I've found myself reading German authors, much like W.G. Sebald, who have spent much of their careers using words to free themselves from the atrocities of the 20th century. Most of Modern (WWI) and Post-Modern (WWII) literature, I think, comes from the need to move away from the thinking that got them all into those messes. And while Modernism tried to break completely away (Pound: "Make it New."), Postmodern thought seems to gravitate towards contemplating each road that we have traveled, examining each artifact along the way, until some solution can be found, some escape, away from that time, that reality. This is precisely what Sebald has done in The Rings of Saturn, which is the perfect book to start anyone in the genre of Postmodern Literature. It is short, only 167 pages, by Kobo measuring, and filled with images, photographs, paintings. It reminded me quite a bit of Umberto Eco's The Mysterious Flame of Queen Loana. However, if I knew then what I know now, I would have started with Sebald before reading Eco or Bolaño.

The book surrounds the author, whom we can assume is Sebald himself, walking through his home county of Suffolk, Great Britain (Sebald left Germany in the 1960's for a professor-ship in the UK), from Suffolk to Ditchingham. Along the way, he visits friends, stops at decaying mansions, and recalls subjects and locations far and wide. There is no plot (other than, at the time of the telling of the story, he has finished his walk and placed himself in some sort of rehab or mental institution), however, like some of the best books I've read, no plot is needed. In fact, the walk is a frame for the people that you meet within the narrator's mind. Joseph Conrad, the "aunt" of the Last Emperor of China, Edward Fitzgerald (the translator for The Rubáiyát of Omar Khayyám), and others. Of course, the main characters are the nations themselves. The barren lands of Great Britain, stripped of all its trees; The Congo, stripped of human beings, made slaves in the dark jungles; China, invaded by the West for profit at whatever cost. Flowing from one person, time, event, to another, much like the waves of the ocean that the narrator stares out upon, there is no feeling of being lost, of waiting for anyone named Godot. It is pure lyricism blended in with history, biography, and memoir.

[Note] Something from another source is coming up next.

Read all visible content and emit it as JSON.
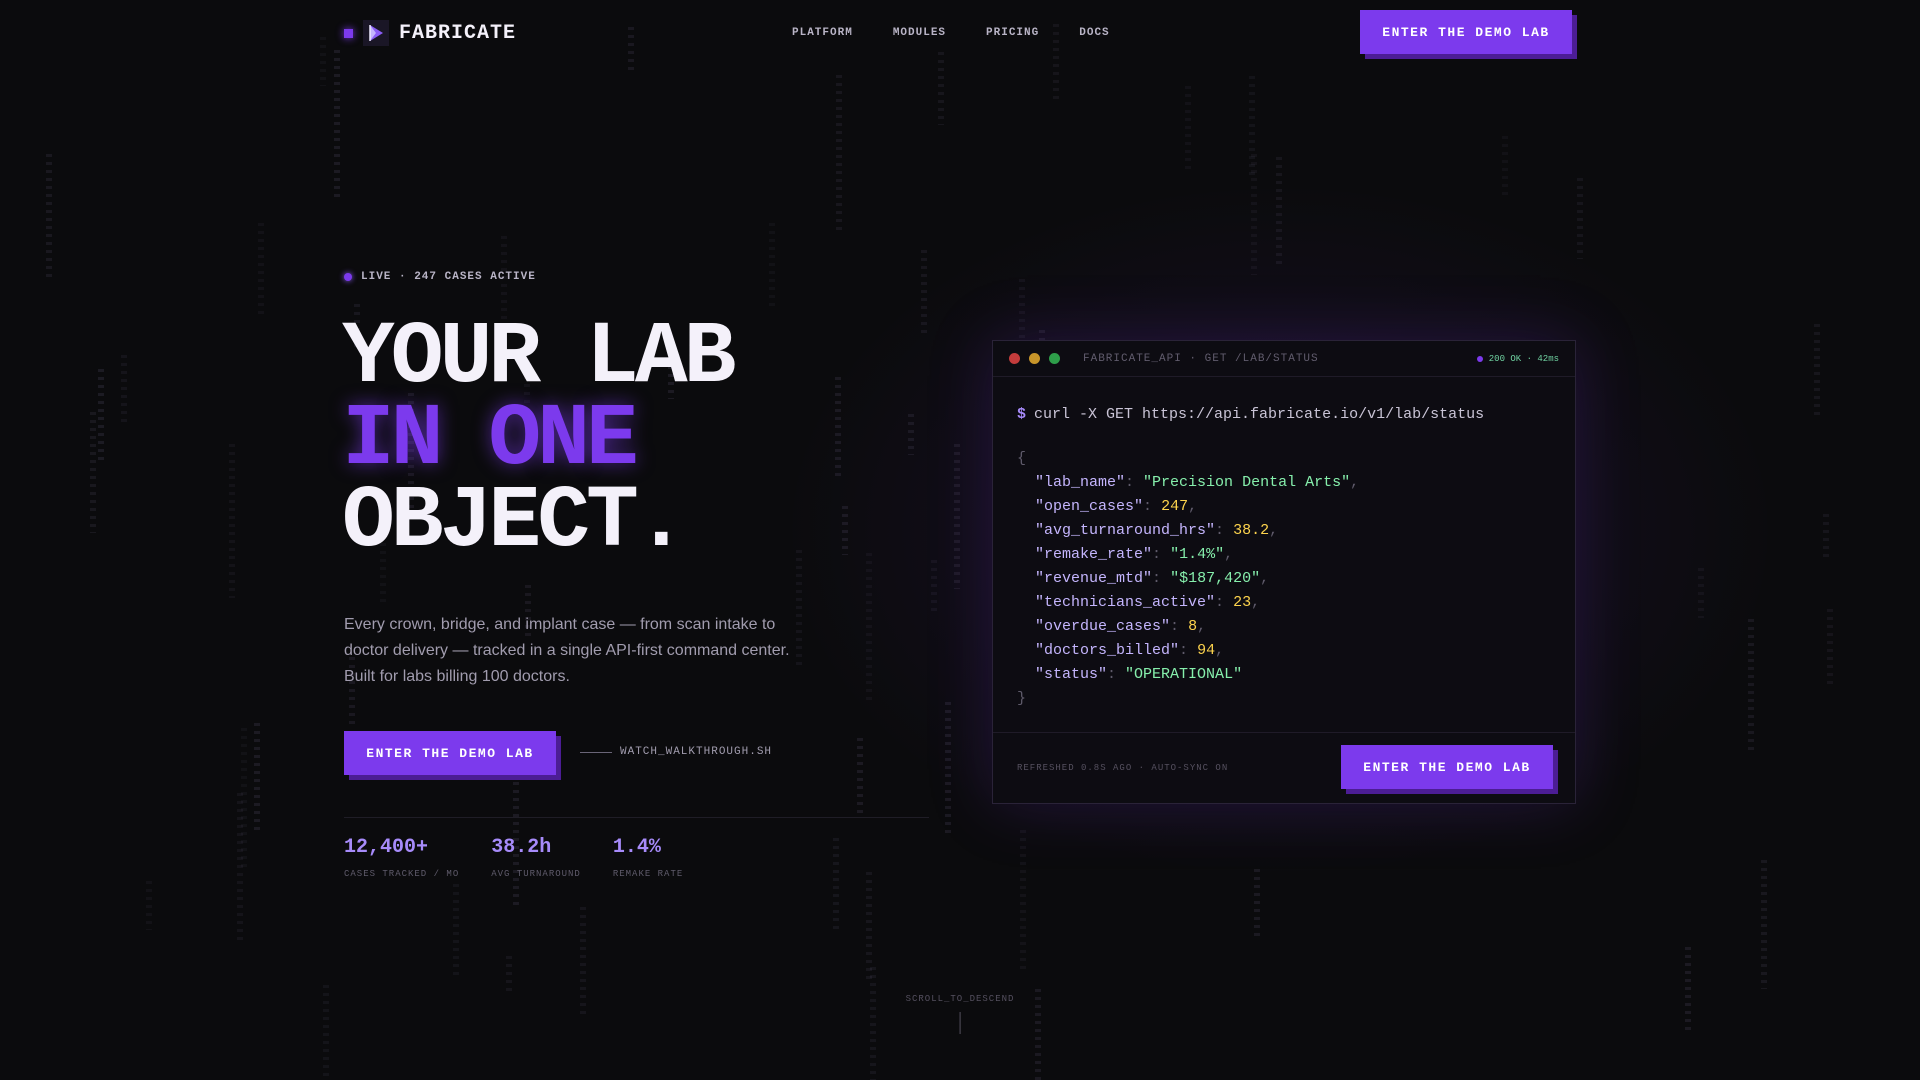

In the end, I was reminded of the ending of Voltaire's Candide, where we find the meaning of true happiness is, after all the depressing and tragic things in life that happen, one must return home (whatever home that may be) and cultivate the garden (metaphoric, of course, but in some cases, it actually is a garden). In the end, after the mark is made on the world, after the power and the glory, we languish, and we find solace in the daily lives of silkworms, in the motion of the waves, in the growing of our gardens.

I highly recommend reading this novel, and then do what I did. Hop on Google Earth and find the places he talks about in Suffolk. Use Street View and walk down the same streets as he did. Then go here and download the public domain documents that make up the writings of the characters in the book. The book would be great to base an entire college (high school?) course around, complete with the Intertextuality that most Post-Modern works use. There's nothing better than taking all the thoughts of mankind and weaving them together into a giant web, where art, music, literature, history, science....etc... merge and coexist. I only hope, that, as I walk the paths of my own county, that I can pull together the threads I have collected into some tapestry, which, if I am fortunate, will appear here in words, just as Sebald did in his books. It's all I can hope for.